#### [Records for the exercise]

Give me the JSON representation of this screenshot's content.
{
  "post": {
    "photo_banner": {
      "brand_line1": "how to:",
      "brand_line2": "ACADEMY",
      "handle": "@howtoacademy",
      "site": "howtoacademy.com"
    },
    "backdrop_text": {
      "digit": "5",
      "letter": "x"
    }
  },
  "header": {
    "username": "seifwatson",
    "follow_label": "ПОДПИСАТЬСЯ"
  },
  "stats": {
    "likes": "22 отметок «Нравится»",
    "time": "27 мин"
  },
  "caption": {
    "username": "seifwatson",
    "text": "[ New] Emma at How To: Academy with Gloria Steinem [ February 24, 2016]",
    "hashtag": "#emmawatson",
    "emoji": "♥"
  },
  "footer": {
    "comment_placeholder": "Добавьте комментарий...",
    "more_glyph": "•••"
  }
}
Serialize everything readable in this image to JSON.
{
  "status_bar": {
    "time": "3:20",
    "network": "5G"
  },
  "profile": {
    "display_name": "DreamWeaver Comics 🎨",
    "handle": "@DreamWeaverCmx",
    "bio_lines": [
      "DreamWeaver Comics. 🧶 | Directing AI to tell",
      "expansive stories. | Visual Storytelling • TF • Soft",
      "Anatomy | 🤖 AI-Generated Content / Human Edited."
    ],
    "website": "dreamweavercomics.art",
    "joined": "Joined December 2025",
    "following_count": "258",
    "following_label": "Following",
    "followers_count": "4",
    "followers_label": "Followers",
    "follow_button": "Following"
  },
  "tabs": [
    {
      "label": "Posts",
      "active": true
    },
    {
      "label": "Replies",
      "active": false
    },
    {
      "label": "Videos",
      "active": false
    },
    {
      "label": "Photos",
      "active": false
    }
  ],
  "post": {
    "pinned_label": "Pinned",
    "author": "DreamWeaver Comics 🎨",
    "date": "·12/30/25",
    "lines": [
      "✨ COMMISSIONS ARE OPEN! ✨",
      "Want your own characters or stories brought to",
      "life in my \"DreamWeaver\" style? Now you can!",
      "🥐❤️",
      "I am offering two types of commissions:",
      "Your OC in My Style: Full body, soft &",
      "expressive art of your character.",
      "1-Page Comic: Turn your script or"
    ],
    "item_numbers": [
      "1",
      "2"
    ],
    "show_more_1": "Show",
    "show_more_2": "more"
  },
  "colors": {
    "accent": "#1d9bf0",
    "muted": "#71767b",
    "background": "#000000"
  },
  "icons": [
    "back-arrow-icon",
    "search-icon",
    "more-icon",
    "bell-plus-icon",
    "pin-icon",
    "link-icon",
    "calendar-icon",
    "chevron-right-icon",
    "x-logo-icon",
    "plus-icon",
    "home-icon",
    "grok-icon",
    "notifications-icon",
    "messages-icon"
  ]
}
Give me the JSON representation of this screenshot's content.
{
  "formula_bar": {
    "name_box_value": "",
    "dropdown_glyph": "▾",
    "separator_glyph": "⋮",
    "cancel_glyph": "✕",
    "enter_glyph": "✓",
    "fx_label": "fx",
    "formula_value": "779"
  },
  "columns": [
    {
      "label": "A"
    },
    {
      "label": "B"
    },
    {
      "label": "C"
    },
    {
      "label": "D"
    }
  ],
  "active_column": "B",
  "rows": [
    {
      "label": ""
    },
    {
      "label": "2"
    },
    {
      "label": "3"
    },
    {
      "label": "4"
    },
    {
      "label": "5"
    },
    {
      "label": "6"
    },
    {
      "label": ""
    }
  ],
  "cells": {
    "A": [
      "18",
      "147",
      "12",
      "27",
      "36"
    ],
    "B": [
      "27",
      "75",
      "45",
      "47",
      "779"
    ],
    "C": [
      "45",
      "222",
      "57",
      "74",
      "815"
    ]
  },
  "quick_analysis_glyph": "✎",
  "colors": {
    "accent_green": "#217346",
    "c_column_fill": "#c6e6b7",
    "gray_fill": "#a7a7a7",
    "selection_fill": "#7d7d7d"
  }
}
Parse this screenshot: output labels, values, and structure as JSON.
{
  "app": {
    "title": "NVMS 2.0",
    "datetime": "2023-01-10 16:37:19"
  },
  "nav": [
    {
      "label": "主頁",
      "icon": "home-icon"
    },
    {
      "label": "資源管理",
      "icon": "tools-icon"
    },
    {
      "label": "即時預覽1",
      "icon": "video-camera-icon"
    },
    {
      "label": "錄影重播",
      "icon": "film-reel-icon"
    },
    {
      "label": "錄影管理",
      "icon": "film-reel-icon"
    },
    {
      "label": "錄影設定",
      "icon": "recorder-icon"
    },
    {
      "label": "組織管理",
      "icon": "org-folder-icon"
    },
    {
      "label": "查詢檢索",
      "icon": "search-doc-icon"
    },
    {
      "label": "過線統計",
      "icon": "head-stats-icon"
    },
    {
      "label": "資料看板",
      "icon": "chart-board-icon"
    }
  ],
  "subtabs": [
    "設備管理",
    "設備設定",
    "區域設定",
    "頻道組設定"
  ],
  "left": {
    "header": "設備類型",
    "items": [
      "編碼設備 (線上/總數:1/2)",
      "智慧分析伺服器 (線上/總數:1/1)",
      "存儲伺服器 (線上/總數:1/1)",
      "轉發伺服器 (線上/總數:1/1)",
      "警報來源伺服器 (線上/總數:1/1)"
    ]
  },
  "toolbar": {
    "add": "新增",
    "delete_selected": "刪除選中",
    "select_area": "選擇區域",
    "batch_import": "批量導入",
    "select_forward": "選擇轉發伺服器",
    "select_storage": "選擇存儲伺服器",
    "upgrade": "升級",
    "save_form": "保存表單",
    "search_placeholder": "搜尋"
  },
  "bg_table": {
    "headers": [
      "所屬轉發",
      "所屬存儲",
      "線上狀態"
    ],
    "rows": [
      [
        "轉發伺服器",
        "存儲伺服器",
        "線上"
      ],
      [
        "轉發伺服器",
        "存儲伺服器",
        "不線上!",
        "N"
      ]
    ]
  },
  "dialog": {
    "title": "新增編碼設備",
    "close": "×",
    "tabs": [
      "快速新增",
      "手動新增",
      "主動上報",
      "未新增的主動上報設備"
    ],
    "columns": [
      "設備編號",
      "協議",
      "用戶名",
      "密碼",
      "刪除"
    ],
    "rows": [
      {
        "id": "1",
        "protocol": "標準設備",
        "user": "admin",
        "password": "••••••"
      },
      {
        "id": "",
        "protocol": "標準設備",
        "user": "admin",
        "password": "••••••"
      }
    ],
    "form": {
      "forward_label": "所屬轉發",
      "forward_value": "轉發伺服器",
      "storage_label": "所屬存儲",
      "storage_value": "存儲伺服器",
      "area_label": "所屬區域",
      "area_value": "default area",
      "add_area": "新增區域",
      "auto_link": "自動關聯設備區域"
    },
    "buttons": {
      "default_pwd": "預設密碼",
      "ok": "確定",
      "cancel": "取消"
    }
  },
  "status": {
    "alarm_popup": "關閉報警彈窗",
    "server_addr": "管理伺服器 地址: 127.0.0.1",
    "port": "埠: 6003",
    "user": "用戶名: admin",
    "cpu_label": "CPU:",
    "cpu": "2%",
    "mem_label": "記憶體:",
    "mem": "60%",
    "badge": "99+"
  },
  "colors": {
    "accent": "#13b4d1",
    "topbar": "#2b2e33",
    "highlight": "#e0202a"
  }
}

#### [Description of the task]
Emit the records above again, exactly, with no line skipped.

#### [Response below]
Give me the JSON representation of this screenshot's content.
{
  "post": {
    "photo_banner": {
      "brand_line1": "how to:",
      "brand_line2": "ACADEMY",
      "handle": "@howtoacademy",
      "site": "howtoacademy.com"
    },
    "backdrop_text": {
      "digit": "5",
      "letter": "x"
    }
  },
  "header": {
    "username": "seifwatson",
    "follow_label": "ПОДПИСАТЬСЯ"
  },
  "stats": {
    "likes": "22 отметок «Нравится»",
    "time": "27 мин"
  },
  "caption": {
    "username": "seifwatson",
    "text": "[ New] Emma at How To: Academy with Gloria Steinem [ February 24, 2016]",
    "hashtag": "#emmawatson",
    "emoji": "♥"
  },
  "footer": {
    "comment_placeholder": "Добавьте комментарий...",
    "more_glyph": "•••"
  }
}
Serialize everything readable in this image to JSON.
{
  "status_bar": {
    "time": "3:20",
    "network": "5G"
  },
  "profile": {
    "display_name": "DreamWeaver Comics 🎨",
    "handle": "@DreamWeaverCmx",
    "bio_lines": [
      "DreamWeaver Comics. 🧶 | Directing AI to tell",
      "expansive stories. | Visual Storytelling • TF • Soft",
      "Anatomy | 🤖 AI-Generated Content / Human Edited."
    ],
    "website": "dreamweavercomics.art",
    "joined": "Joined December 2025",
    "following_count": "258",
    "following_label": "Following",
    "followers_count": "4",
    "followers_label": "Followers",
    "follow_button": "Following"
  },
  "tabs": [
    {
      "label": "Posts",
      "active": true
    },
    {
      "label": "Replies",
      "active": false
    },
    {
      "label": "Videos",
      "active": false
    },
    {
      "label": "Photos",
      "active": false
    }
  ],
  "post": {
    "pinned_label": "Pinned",
    "author": "DreamWeaver Comics 🎨",
    "date": "·12/30/25",
    "lines": [
      "✨ COMMISSIONS ARE OPEN! ✨",
      "Want your own characters or stories brought to",
      "life in my \"DreamWeaver\" style? Now you can!",
      "🥐❤️",
      "I am offering two types of commissions:",
      "Your OC in My Style: Full body, soft &",
      "expressive art of your character.",
      "1-Page Comic: Turn your script or"
    ],
    "item_numbers": [
      "1",
      "2"
    ],
    "show_more_1": "Show",
    "show_more_2": "more"
  },
  "colors": {
    "accent": "#1d9bf0",
    "muted": "#71767b",
    "background": "#000000"
  },
  "icons": [
    "back-arrow-icon",
    "search-icon",
    "more-icon",
    "bell-plus-icon",
    "pin-icon",
    "link-icon",
    "calendar-icon",
    "chevron-right-icon",
    "x-logo-icon",
    "plus-icon",
    "home-icon",
    "grok-icon",
    "notifications-icon",
    "messages-icon"
  ]
}
Give me the JSON representation of this screenshot's content.
{
  "formula_bar": {
    "name_box_value": "",
    "dropdown_glyph": "▾",
    "separator_glyph": "⋮",
    "cancel_glyph": "✕",
    "enter_glyph": "✓",
    "fx_label": "fx",
    "formula_value": "779"
  },
  "columns": [
    {
      "label": "A"
    },
    {
      "label": "B"
    },
    {
      "label": "C"
    },
    {
      "label": "D"
    }
  ],
  "active_column": "B",
  "rows": [
    {
      "label": ""
    },
    {
      "label": "2"
    },
    {
      "label": "3"
    },
    {
      "label": "4"
    },
    {
      "label": "5"
    },
    {
      "label": "6"
    },
    {
      "label": ""
    }
  ],
  "cells": {
    "A": [
      "18",
      "147",
      "12",
      "27",
      "36"
    ],
    "B": [
      "27",
      "75",
      "45",
      "47",
      "779"
    ],
    "C": [
      "45",
      "222",
      "57",
      "74",
      "815"
    ]
  },
  "quick_analysis_glyph": "✎",
  "colors": {
    "accent_green": "#217346",
    "c_column_fill": "#c6e6b7",
    "gray_fill": "#a7a7a7",
    "selection_fill": "#7d7d7d"
  }
}
Parse this screenshot: output labels, values, and structure as JSON.
{
  "app": {
    "title": "NVMS 2.0",
    "datetime": "2023-01-10 16:37:19"
  },
  "nav": [
    {
      "label": "主頁",
      "icon": "home-icon"
    },
    {
      "label": "資源管理",
      "icon": "tools-icon"
    },
    {
      "label": "即時預覽1",
      "icon": "video-camera-icon"
    },
    {
      "label": "錄影重播",
      "icon": "film-reel-icon"
    },
    {
      "label": "錄影管理",
      "icon": "film-reel-icon"
    },
    {
      "label": "錄影設定",
      "icon": "recorder-icon"
    },
    {
      "label": "組織管理",
      "icon": "org-folder-icon"
    },
    {
      "label": "查詢檢索",
      "icon": "search-doc-icon"
    },
    {
      "label": "過線統計",
      "icon": "head-stats-icon"
    },
    {
      "label": "資料看板",
      "icon": "chart-board-icon"
    }
  ],
  "subtabs": [
    "設備管理",
    "設備設定",
    "區域設定",
    "頻道組設定"
  ],
  "left": {
    "header": "設備類型",
    "items": [
      "編碼設備 (線上/總數:1/2)",
      "智慧分析伺服器 (線上/總數:1/1)",
      "存儲伺服器 (線上/總數:1/1)",
      "轉發伺服器 (線上/總數:1/1)",
      "警報來源伺服器 (線上/總數:1/1)"
    ]
  },
  "toolbar": {
    "add": "新增",
    "delete_selected": "刪除選中",
    "select_area": "選擇區域",
    "batch_import": "批量導入",
    "select_forward": "選擇轉發伺服器",
    "select_storage": "選擇存儲伺服器",
    "upgrade": "升級",
    "save_form": "保存表單",
    "search_placeholder": "搜尋"
  },
  "bg_table": {
    "headers": [
      "所屬轉發",
      "所屬存儲",
      "線上狀態"
    ],
    "rows": [
      [
        "轉發伺服器",
        "存儲伺服器",
        "線上"
      ],
      [
        "轉發伺服器",
        "存儲伺服器",
        "不線上!",
        "N"
      ]
    ]
  },
  "dialog": {
    "title": "新增編碼設備",
    "close": "×",
    "tabs": [
      "快速新增",
      "手動新增",
      "主動上報",
      "未新增的主動上報設備"
    ],
    "columns": [
      "設備編號",
      "協議",
      "用戶名",
      "密碼",
      "刪除"
    ],
    "rows": [
      {
        "id": "1",
        "protocol": "標準設備",
        "user": "admin",
        "password": "••••••"
      },
      {
        "id": "",
        "protocol": "標準設備",
        "user": "admin",
        "password": "••••••"
      }
    ],
    "form": {
      "forward_label": "所屬轉發",
      "forward_value": "轉發伺服器",
      "storage_label": "所屬存儲",
      "storage_value": "存儲伺服器",
      "area_label": "所屬區域",
      "area_value": "default area",
      "add_area": "新增區域",
      "auto_link": "自動關聯設備區域"
    },
    "buttons": {
      "default_pwd": "預設密碼",
      "ok": "確定",
      "cancel": "取消"
    }
  },
  "status": {
    "alarm_popup": "關閉報警彈窗",
    "server_addr": "管理伺服器 地址: 127.0.0.1",
    "port": "埠: 6003",
    "user": "用戶名: admin",
    "cpu_label": "CPU:",
    "cpu": "2%",
    "mem_label": "記憶體:",
    "mem": "60%",
    "badge": "99+"
  },
  "colors": {
    "accent": "#13b4d1",
    "topbar": "#2b2e33",
    "highlight": "#e0202a"
  }
}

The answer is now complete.